### What to do
Exactly reproduce the lines beginning with the line that includes "Enumerate this screenshot's" and ending with the last line of the data.

(Stored items from a collection)
-------------------------
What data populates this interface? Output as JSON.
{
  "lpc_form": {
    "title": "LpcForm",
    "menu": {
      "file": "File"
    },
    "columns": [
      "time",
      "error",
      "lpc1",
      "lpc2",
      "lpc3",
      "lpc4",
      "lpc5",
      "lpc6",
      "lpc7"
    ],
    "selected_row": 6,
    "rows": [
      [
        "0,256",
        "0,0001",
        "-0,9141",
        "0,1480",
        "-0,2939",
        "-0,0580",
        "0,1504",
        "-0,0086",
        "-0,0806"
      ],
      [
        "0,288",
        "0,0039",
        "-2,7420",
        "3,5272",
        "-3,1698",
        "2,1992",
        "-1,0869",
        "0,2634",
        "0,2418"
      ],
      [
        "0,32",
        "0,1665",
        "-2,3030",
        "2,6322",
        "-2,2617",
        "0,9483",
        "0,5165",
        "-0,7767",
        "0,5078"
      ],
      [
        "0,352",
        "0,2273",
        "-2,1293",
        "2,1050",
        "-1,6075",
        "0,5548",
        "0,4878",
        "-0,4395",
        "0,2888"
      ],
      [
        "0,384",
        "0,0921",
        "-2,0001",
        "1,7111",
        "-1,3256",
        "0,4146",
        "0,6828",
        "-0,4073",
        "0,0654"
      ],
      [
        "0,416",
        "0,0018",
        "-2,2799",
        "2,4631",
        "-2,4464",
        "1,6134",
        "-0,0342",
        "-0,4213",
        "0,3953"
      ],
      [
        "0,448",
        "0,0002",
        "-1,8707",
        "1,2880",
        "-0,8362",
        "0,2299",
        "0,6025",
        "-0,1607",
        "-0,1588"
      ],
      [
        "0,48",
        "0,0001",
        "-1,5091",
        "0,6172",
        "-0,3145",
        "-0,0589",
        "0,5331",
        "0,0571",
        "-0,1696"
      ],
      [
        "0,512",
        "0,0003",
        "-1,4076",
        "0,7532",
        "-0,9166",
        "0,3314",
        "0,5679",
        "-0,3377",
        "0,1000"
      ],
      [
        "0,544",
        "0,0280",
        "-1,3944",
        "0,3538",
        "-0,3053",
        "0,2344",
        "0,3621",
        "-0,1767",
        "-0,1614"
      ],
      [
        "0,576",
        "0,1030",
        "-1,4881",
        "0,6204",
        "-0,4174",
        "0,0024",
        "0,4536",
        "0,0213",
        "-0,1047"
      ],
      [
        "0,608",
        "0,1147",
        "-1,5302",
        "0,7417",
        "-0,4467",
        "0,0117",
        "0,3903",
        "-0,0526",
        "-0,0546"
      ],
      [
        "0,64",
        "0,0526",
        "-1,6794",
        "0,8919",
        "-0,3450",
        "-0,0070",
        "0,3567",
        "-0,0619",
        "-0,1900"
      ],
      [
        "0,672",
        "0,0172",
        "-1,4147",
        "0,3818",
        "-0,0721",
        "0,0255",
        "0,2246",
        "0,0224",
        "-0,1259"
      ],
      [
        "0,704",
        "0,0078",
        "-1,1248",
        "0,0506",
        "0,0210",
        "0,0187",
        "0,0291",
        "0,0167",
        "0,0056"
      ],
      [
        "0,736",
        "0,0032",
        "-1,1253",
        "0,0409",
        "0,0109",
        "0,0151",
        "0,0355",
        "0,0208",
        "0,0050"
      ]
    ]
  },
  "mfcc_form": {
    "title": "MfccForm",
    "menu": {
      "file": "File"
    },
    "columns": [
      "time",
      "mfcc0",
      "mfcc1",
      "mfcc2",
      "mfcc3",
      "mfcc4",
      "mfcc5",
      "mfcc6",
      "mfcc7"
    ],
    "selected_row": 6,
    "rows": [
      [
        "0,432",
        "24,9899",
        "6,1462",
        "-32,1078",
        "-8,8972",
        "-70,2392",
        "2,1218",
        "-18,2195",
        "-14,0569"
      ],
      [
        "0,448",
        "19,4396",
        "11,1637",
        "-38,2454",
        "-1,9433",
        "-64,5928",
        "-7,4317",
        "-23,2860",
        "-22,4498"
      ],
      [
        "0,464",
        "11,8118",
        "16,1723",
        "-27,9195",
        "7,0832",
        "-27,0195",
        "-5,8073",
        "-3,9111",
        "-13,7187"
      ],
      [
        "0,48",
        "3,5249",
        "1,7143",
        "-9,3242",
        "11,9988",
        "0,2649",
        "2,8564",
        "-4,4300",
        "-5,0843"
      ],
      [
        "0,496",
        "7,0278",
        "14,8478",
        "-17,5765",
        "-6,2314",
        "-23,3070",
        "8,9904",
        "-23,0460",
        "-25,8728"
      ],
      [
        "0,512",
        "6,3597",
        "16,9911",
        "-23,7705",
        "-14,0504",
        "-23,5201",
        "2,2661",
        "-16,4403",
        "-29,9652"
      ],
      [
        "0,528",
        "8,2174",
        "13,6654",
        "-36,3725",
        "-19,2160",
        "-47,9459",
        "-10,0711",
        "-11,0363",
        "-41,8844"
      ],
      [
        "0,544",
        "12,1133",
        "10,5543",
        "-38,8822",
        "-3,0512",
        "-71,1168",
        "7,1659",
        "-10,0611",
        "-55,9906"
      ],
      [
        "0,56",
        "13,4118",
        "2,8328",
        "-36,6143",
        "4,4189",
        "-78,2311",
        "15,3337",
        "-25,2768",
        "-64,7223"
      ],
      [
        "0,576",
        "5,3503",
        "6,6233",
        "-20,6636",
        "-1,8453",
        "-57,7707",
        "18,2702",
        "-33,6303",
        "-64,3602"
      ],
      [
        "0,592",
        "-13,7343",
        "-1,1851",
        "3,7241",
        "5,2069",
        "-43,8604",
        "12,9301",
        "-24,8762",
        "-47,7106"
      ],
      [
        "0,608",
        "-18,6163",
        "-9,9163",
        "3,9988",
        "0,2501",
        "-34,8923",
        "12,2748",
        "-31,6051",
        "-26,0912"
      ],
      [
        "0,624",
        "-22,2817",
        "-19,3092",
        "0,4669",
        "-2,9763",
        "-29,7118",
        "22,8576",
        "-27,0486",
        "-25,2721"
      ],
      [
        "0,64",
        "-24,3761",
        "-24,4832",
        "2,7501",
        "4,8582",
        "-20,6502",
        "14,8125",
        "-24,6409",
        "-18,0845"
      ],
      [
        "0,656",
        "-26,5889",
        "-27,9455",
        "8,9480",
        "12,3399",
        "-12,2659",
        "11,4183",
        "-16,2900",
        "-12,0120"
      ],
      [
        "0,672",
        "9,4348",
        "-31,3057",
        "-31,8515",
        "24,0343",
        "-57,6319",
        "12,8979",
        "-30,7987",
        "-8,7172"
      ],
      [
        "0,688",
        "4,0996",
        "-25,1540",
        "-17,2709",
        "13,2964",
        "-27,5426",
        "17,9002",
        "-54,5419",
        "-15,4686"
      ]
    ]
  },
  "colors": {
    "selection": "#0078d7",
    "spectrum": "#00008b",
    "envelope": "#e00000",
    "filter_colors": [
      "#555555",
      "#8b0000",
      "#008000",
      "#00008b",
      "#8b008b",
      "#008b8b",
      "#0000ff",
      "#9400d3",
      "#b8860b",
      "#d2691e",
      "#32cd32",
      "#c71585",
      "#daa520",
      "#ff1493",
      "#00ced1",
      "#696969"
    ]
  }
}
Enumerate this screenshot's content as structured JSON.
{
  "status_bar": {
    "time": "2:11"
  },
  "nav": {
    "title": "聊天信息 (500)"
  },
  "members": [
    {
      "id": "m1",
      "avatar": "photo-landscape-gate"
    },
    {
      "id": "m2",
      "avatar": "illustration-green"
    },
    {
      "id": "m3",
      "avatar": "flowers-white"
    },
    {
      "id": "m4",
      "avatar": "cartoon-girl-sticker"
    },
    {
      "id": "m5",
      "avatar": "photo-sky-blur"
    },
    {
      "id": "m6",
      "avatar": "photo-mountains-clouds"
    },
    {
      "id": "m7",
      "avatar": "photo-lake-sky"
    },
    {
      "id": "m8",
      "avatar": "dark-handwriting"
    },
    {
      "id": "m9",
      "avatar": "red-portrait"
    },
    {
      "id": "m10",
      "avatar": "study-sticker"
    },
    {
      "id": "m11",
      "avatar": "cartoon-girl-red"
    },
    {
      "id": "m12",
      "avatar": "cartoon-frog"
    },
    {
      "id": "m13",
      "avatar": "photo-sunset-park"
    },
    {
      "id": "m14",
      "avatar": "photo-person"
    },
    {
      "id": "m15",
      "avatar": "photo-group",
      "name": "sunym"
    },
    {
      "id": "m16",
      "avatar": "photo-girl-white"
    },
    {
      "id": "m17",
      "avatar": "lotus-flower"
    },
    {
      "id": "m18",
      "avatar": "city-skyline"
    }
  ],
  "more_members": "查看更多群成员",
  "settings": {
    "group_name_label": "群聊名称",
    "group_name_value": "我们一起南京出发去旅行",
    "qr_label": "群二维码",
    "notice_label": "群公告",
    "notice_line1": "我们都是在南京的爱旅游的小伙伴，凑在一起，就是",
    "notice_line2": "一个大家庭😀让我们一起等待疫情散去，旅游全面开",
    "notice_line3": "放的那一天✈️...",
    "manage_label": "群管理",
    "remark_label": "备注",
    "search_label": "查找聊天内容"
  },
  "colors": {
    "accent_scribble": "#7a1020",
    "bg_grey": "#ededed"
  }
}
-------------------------
### Reply to the task
Enumerate this screenshot's content as structured JSON.
{
  "status_bar": {
    "time": "2:11"
  },
  "nav": {
    "title": "聊天信息 (500)"
  },
  "members": [
    {
      "id": "m1",
      "avatar": "photo-landscape-gate"
    },
    {
      "id": "m2",
      "avatar": "illustration-green"
    },
    {
      "id": "m3",
      "avatar": "flowers-white"
    },
    {
      "id": "m4",
      "avatar": "cartoon-girl-sticker"
    },
    {
      "id": "m5",
      "avatar": "photo-sky-blur"
    },
    {
      "id": "m6",
      "avatar": "photo-mountains-clouds"
    },
    {
      "id": "m7",
      "avatar": "photo-lake-sky"
    },
    {
      "id": "m8",
      "avatar": "dark-handwriting"
    },
    {
      "id": "m9",
      "avatar": "red-portrait"
    },
    {
      "id": "m10",
      "avatar": "study-sticker"
    },
    {
      "id": "m11",
      "avatar": "cartoon-girl-red"
    },
    {
      "id": "m12",
      "avatar": "cartoon-frog"
    },
    {
      "id": "m13",
      "avatar": "photo-sunset-park"
    },
    {
      "id": "m14",
      "avatar": "photo-person"
    },
    {
      "id": "m15",
      "avatar": "photo-group",
      "name": "sunym"
    },
    {
      "id": "m16",
      "avatar": "photo-girl-white"
    },
    {
      "id": "m17",
      "avatar": "lotus-flower"
    },
    {
      "id": "m18",
      "avatar": "city-skyline"
    }
  ],
  "more_members": "查看更多群成员",
  "settings": {
    "group_name_label": "群聊名称",
    "group_name_value": "我们一起南京出发去旅行",
    "qr_label": "群二维码",
    "notice_label": "群公告",
    "notice_line1": "我们都是在南京的爱旅游的小伙伴，凑在一起，就是",
    "notice_line2": "一个大家庭😀让我们一起等待疫情散去，旅游全面开",
    "notice_line3": "放的那一天✈️...",
    "manage_label": "群管理",
    "remark_label": "备注",
    "search_label": "查找聊天内容"
  },
  "colors": {
    "accent_scribble": "#7a1020",
    "bg_grey": "#ededed"
  }
}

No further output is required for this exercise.